*** Opening of INPUT RECORDS ***
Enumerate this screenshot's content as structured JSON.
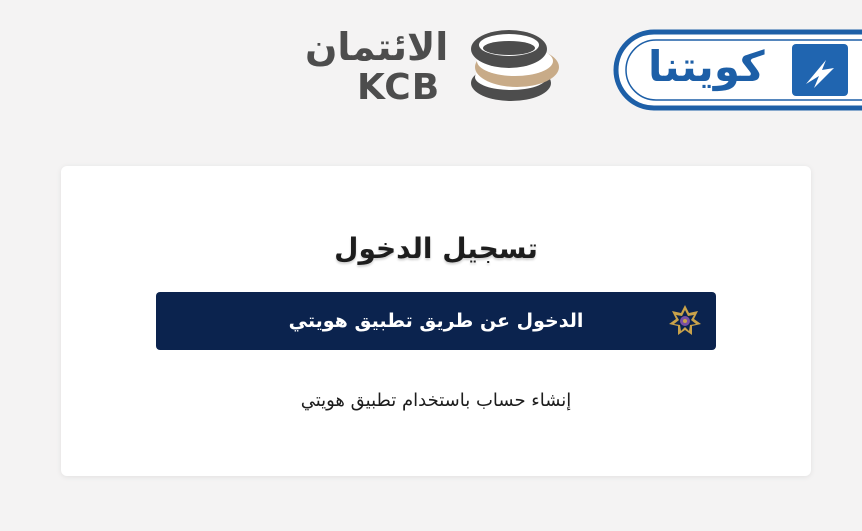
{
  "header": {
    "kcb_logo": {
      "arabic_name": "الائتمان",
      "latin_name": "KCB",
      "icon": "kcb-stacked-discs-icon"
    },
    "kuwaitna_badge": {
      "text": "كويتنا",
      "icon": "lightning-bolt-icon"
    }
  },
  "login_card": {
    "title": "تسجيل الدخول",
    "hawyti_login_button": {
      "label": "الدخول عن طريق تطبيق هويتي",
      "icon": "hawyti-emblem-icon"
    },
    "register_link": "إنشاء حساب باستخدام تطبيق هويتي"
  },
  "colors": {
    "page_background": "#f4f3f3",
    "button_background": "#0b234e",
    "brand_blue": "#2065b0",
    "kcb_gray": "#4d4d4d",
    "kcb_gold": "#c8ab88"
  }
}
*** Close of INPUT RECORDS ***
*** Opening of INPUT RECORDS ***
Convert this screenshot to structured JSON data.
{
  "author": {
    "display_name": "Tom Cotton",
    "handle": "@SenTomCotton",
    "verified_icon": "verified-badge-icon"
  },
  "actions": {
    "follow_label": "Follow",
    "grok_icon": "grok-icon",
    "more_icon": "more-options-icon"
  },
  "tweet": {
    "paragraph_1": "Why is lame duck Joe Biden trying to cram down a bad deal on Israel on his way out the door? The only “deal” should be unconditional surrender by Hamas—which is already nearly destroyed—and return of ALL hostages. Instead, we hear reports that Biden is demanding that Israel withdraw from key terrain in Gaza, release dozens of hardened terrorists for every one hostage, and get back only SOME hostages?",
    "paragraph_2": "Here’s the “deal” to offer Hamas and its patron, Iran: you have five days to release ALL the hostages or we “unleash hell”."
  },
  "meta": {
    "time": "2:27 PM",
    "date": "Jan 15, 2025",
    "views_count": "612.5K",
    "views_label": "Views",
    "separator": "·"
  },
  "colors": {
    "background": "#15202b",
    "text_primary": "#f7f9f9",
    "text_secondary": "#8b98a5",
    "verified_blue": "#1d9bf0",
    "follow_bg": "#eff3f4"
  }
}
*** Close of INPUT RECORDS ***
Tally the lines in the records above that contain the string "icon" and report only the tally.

### SOLUTION TO THIS PROBLEM
6